Many young people across the state are heading back to school this week, but beginning next year their school start date will be moved to later in August. With an emphasis on promoting tourism to generate additional revenue, the Missouri General Assembly approved legislation this year to give families more time to vacation in August.
The bill approved by lawmakers and signed into law by Gov. Mike Parson will require that school districts set a starting date of no earlier than 14 calendar days prior to the first Monday in September. Current law says schools can’t start earlier than 10 days before the first Monday in September, but also allows schools to start earlier if their school board votes to begin sooner.
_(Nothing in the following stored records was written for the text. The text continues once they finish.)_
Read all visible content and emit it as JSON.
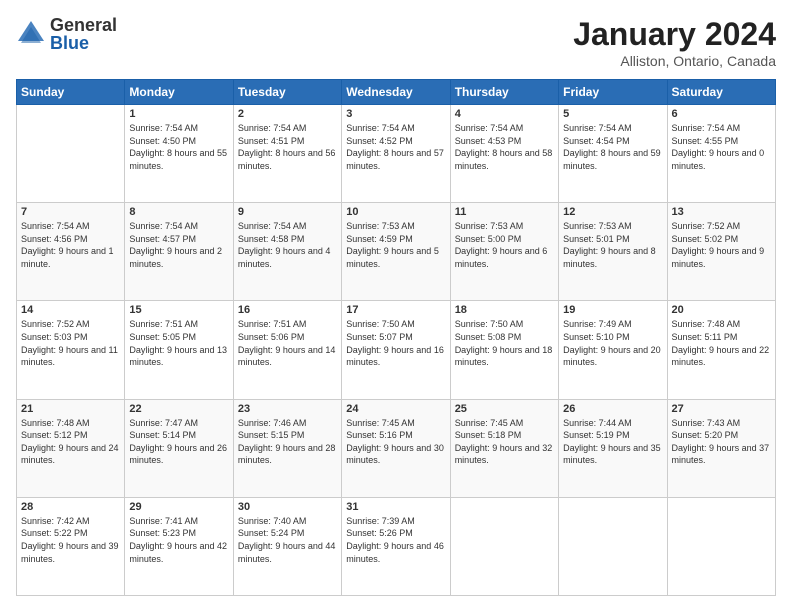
{
  "logo": {
    "general": "General",
    "blue": "Blue"
  },
  "title": "January 2024",
  "location": "Alliston, Ontario, Canada",
  "days_header": [
    "Sunday",
    "Monday",
    "Tuesday",
    "Wednesday",
    "Thursday",
    "Friday",
    "Saturday"
  ],
  "weeks": [
    [
      {
        "day": "",
        "sunrise": "",
        "sunset": "",
        "daylight": ""
      },
      {
        "day": "1",
        "sunrise": "Sunrise: 7:54 AM",
        "sunset": "Sunset: 4:50 PM",
        "daylight": "Daylight: 8 hours and 55 minutes."
      },
      {
        "day": "2",
        "sunrise": "Sunrise: 7:54 AM",
        "sunset": "Sunset: 4:51 PM",
        "daylight": "Daylight: 8 hours and 56 minutes."
      },
      {
        "day": "3",
        "sunrise": "Sunrise: 7:54 AM",
        "sunset": "Sunset: 4:52 PM",
        "daylight": "Daylight: 8 hours and 57 minutes."
      },
      {
        "day": "4",
        "sunrise": "Sunrise: 7:54 AM",
        "sunset": "Sunset: 4:53 PM",
        "daylight": "Daylight: 8 hours and 58 minutes."
      },
      {
        "day": "5",
        "sunrise": "Sunrise: 7:54 AM",
        "sunset": "Sunset: 4:54 PM",
        "daylight": "Daylight: 8 hours and 59 minutes."
      },
      {
        "day": "6",
        "sunrise": "Sunrise: 7:54 AM",
        "sunset": "Sunset: 4:55 PM",
        "daylight": "Daylight: 9 hours and 0 minutes."
      }
    ],
    [
      {
        "day": "7",
        "sunrise": "Sunrise: 7:54 AM",
        "sunset": "Sunset: 4:56 PM",
        "daylight": "Daylight: 9 hours and 1 minute."
      },
      {
        "day": "8",
        "sunrise": "Sunrise: 7:54 AM",
        "sunset": "Sunset: 4:57 PM",
        "daylight": "Daylight: 9 hours and 2 minutes."
      },
      {
        "day": "9",
        "sunrise": "Sunrise: 7:54 AM",
        "sunset": "Sunset: 4:58 PM",
        "daylight": "Daylight: 9 hours and 4 minutes."
      },
      {
        "day": "10",
        "sunrise": "Sunrise: 7:53 AM",
        "sunset": "Sunset: 4:59 PM",
        "daylight": "Daylight: 9 hours and 5 minutes."
      },
      {
        "day": "11",
        "sunrise": "Sunrise: 7:53 AM",
        "sunset": "Sunset: 5:00 PM",
        "daylight": "Daylight: 9 hours and 6 minutes."
      },
      {
        "day": "12",
        "sunrise": "Sunrise: 7:53 AM",
        "sunset": "Sunset: 5:01 PM",
        "daylight": "Daylight: 9 hours and 8 minutes."
      },
      {
        "day": "13",
        "sunrise": "Sunrise: 7:52 AM",
        "sunset": "Sunset: 5:02 PM",
        "daylight": "Daylight: 9 hours and 9 minutes."
      }
    ],
    [
      {
        "day": "14",
        "sunrise": "Sunrise: 7:52 AM",
        "sunset": "Sunset: 5:03 PM",
        "daylight": "Daylight: 9 hours and 11 minutes."
      },
      {
        "day": "15",
        "sunrise": "Sunrise: 7:51 AM",
        "sunset": "Sunset: 5:05 PM",
        "daylight": "Daylight: 9 hours and 13 minutes."
      },
      {
        "day": "16",
        "sunrise": "Sunrise: 7:51 AM",
        "sunset": "Sunset: 5:06 PM",
        "daylight": "Daylight: 9 hours and 14 minutes."
      },
      {
        "day": "17",
        "sunrise": "Sunrise: 7:50 AM",
        "sunset": "Sunset: 5:07 PM",
        "daylight": "Daylight: 9 hours and 16 minutes."
      },
      {
        "day": "18",
        "sunrise": "Sunrise: 7:50 AM",
        "sunset": "Sunset: 5:08 PM",
        "daylight": "Daylight: 9 hours and 18 minutes."
      },
      {
        "day": "19",
        "sunrise": "Sunrise: 7:49 AM",
        "sunset": "Sunset: 5:10 PM",
        "daylight": "Daylight: 9 hours and 20 minutes."
      },
      {
        "day": "20",
        "sunrise": "Sunrise: 7:48 AM",
        "sunset": "Sunset: 5:11 PM",
        "daylight": "Daylight: 9 hours and 22 minutes."
      }
    ],
    [
      {
        "day": "21",
        "sunrise": "Sunrise: 7:48 AM",
        "sunset": "Sunset: 5:12 PM",
        "daylight": "Daylight: 9 hours and 24 minutes."
      },
      {
        "day": "22",
        "sunrise": "Sunrise: 7:47 AM",
        "sunset": "Sunset: 5:14 PM",
        "daylight": "Daylight: 9 hours and 26 minutes."
      },
      {
        "day": "23",
        "sunrise": "Sunrise: 7:46 AM",
        "sunset": "Sunset: 5:15 PM",
        "daylight": "Daylight: 9 hours and 28 minutes."
      },
      {
        "day": "24",
        "sunrise": "Sunrise: 7:45 AM",
        "sunset": "Sunset: 5:16 PM",
        "daylight": "Daylight: 9 hours and 30 minutes."
      },
      {
        "day": "25",
        "sunrise": "Sunrise: 7:45 AM",
        "sunset": "Sunset: 5:18 PM",
        "daylight": "Daylight: 9 hours and 32 minutes."
      },
      {
        "day": "26",
        "sunrise": "Sunrise: 7:44 AM",
        "sunset": "Sunset: 5:19 PM",
        "daylight": "Daylight: 9 hours and 35 minutes."
      },
      {
        "day": "27",
        "sunrise": "Sunrise: 7:43 AM",
        "sunset": "Sunset: 5:20 PM",
        "daylight": "Daylight: 9 hours and 37 minutes."
      }
    ],
    [
      {
        "day": "28",
        "sunrise": "Sunrise: 7:42 AM",
        "sunset": "Sunset: 5:22 PM",
        "daylight": "Daylight: 9 hours and 39 minutes."
      },
      {
        "day": "29",
        "sunrise": "Sunrise: 7:41 AM",
        "sunset": "Sunset: 5:23 PM",
        "daylight": "Daylight: 9 hours and 42 minutes."
      },
      {
        "day": "30",
        "sunrise": "Sunrise: 7:40 AM",
        "sunset": "Sunset: 5:24 PM",
        "daylight": "Daylight: 9 hours and 44 minutes."
      },
      {
        "day": "31",
        "sunrise": "Sunrise: 7:39 AM",
        "sunset": "Sunset: 5:26 PM",
        "daylight": "Daylight: 9 hours and 46 minutes."
      },
      {
        "day": "",
        "sunrise": "",
        "sunset": "",
        "daylight": ""
      },
      {
        "day": "",
        "sunrise": "",
        "sunset": "",
        "daylight": ""
      },
      {
        "day": "",
        "sunrise": "",
        "sunset": "",
        "daylight": ""
      }
    ]
  ]
}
The new law takes that option away from school districts.
Supporters of the change say many schools have pushed their start dates to earlier and earlier in August over the last several years. The original sponsor of the change said in 2003, many schools started on Sept. 3 but now some are starting as early as Aug. 10. He said that in areas of Missouri that rely on tourism, businesses have seen a loss of revenue because of the earlier start dates.
“Whenever it comes to tourism in our state, the revenue that is being lost is significant, and that revenue helps us fund these schools,” he said.
The change will take effect for the 2020-21 school year. The start date change is part of a larger education bill that also contains provisions to create the School Turnaround Act to assist schools in need of intervention, require school districts to share information on former employees who have violated policies related to abusive behavior toward a student, and establish a voluntary pilot program to provide for mental and emotional health education in elementary schools in the state.
College savings account
As families send their children back to school, Missouri State Treasurer Scott Fitzpatrick is encouraging parents to take advantage of a MOST 529 account, which is an investment account that can be used for education savings.
A 529 plan allows Missourians to save tax-free for higher education expenses like tuition, books, and some living expenses. The plan also allows parents to use the money to pay for K-12 tuition. In Missouri, contributions of up to $8,000 (or $16,000 if married and filing jointly) per year can be deducted from state income taxes.
“As Missouri children head back to school, I know parents are thinking about their budgets—whether it is buying notebooks and markers, new backpacks and sneakers, or the payment of the tuition bill,” Fitzpatrick said. “I want families to know that no amount is too small and that any money put aside for future education is better than no money.”
Parents interested in taking advantage of a MOST 529 savings account can visit the state treasurer’s website at www.missourimost.org/home/open-a-most-529-account.html for a quick guide to opening an account.
Right now the treasurer’s office is also sponsoring a sweepstakes that will award five $529 scholarships in the form of MOST 529 accounts. Beginning Aug. 10, Missourians can enter at www.missourimost.org/home/mostsweeps.html. Entries can be submitted through Sept. 15.
I would like to announce and inform my constituents, with joy and sadness, that my Legislative Assistant of five years, Chase Lindley, has accepted a position with the Department of Economic Development – effective Friday, Aug. 16. We wish him well in his endeavors and know he will be successful in moving Missouri forward. My new legislative assistant, Scott Bell, comes from the secretary of state’s office and will be replacing Chase effective Monday, Aug. 19. Bell is a graduate of the University of Missouri-St. Louis and a resident of Columbia, Mo. He brings with him valuable experience to the position and I look forward to working with him. And I know Bell looks forward to working with the constituents of the 40th District. Thank you for your continued support.
Working on your behalf,
Jim Hansen, a Republican from Frankford, represents the 40th House District including Lincoln, Monroe, Pike and Ralls Counties. His office can be reached by phone at 573-751-4028.